What is Compounding?

In the pharmacology world, compounding is the art of custom made medications. Taking various basic ingredients, the pharmacist puts together, or essentially compounds, the medication in the correct proportion, formulas, and suspensions (i.e. pills, creams, ointments, etc.) prescribed by the physician. Production of personalized medications can range anywhere from Hormone Replacement Therapy, otherwise known as HRT, to Impotency medications or commercially unavailable medicines. Compounding medications also include alternative suspension formats such as injections, oral washes, and flavored troches.

Setting Standards

Compounding is achieved through an essential triad relationship: the patient, the physician, and the pharmacist. The physician first prescribes the medication. The pharmacist then takes the necessary ingredients, compounds them, and dispenses the medicines to the patient after a thorough and personal consultation. This enables patients to receive the type of personalized care they need and allows the pharmacist to provided more patient oriented services; services that many times conventional pharmacies overlook.

History of Compounding

The practice of preparing medications by hand dates back to the origin of the pharmacy. Prior to the onset of large manufactures, in the 1930's and 1940's nearly 60 percent of all medications were actually compounded. Since then, the role of the pharmacist changed from that of a medical formulator to one of a dispenser of manufactured medications. Manufactures produce on a standard dosage size for every medication and in many cases this can pose a problem for the patient.

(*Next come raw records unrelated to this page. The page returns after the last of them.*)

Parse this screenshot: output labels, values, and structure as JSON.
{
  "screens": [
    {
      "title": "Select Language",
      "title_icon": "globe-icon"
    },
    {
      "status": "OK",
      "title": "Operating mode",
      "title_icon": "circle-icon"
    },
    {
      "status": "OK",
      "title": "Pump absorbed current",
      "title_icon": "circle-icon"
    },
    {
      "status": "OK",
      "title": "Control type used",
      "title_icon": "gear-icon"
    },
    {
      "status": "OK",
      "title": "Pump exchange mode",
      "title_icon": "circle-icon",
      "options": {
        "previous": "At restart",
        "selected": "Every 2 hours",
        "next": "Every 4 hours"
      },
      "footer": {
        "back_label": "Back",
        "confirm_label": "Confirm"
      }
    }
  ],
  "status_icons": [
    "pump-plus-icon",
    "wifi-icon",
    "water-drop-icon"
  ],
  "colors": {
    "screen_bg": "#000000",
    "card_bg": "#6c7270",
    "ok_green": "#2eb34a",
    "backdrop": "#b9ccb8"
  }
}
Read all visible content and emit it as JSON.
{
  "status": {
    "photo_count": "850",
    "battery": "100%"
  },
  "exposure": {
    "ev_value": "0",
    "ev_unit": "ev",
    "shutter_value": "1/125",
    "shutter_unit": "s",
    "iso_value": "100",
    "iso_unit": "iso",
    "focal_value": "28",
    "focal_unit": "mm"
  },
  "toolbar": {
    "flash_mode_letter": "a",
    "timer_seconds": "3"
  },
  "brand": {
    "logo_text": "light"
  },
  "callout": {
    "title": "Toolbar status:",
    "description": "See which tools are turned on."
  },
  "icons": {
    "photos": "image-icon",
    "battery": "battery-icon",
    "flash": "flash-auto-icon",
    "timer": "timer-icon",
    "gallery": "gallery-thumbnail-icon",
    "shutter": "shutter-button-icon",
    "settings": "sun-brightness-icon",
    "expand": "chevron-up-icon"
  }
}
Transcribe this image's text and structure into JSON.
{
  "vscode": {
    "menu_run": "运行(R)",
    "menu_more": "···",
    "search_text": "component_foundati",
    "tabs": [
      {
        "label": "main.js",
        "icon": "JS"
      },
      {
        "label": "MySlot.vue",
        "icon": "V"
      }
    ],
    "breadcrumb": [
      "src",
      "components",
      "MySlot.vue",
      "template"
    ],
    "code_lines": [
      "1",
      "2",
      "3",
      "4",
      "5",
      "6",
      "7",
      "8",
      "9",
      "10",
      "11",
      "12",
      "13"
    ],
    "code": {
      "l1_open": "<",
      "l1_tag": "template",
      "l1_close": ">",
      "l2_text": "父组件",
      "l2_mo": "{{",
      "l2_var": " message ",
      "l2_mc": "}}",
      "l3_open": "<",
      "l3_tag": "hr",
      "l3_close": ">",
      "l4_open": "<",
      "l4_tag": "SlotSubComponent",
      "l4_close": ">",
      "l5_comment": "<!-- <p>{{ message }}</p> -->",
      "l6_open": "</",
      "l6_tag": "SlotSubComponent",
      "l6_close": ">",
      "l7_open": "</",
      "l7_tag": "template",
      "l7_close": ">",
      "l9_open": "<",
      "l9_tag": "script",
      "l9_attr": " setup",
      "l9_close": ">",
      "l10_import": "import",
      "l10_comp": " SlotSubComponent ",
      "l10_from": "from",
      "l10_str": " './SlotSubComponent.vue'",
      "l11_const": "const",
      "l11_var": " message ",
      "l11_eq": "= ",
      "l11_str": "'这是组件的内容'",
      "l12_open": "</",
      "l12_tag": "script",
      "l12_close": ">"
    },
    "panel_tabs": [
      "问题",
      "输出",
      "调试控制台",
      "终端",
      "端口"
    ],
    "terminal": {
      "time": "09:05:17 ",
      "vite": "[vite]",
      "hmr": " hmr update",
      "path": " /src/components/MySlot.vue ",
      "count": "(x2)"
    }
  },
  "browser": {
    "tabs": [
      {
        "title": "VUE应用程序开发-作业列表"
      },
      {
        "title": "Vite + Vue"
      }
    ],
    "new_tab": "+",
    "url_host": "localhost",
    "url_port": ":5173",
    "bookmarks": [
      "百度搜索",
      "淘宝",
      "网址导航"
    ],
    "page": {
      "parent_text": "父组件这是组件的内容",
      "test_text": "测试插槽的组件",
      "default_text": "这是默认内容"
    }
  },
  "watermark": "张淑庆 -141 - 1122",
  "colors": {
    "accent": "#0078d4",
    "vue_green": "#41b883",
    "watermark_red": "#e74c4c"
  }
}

At Montana Compounding Pharmacy, a patient can have medications tailored to their individual needs.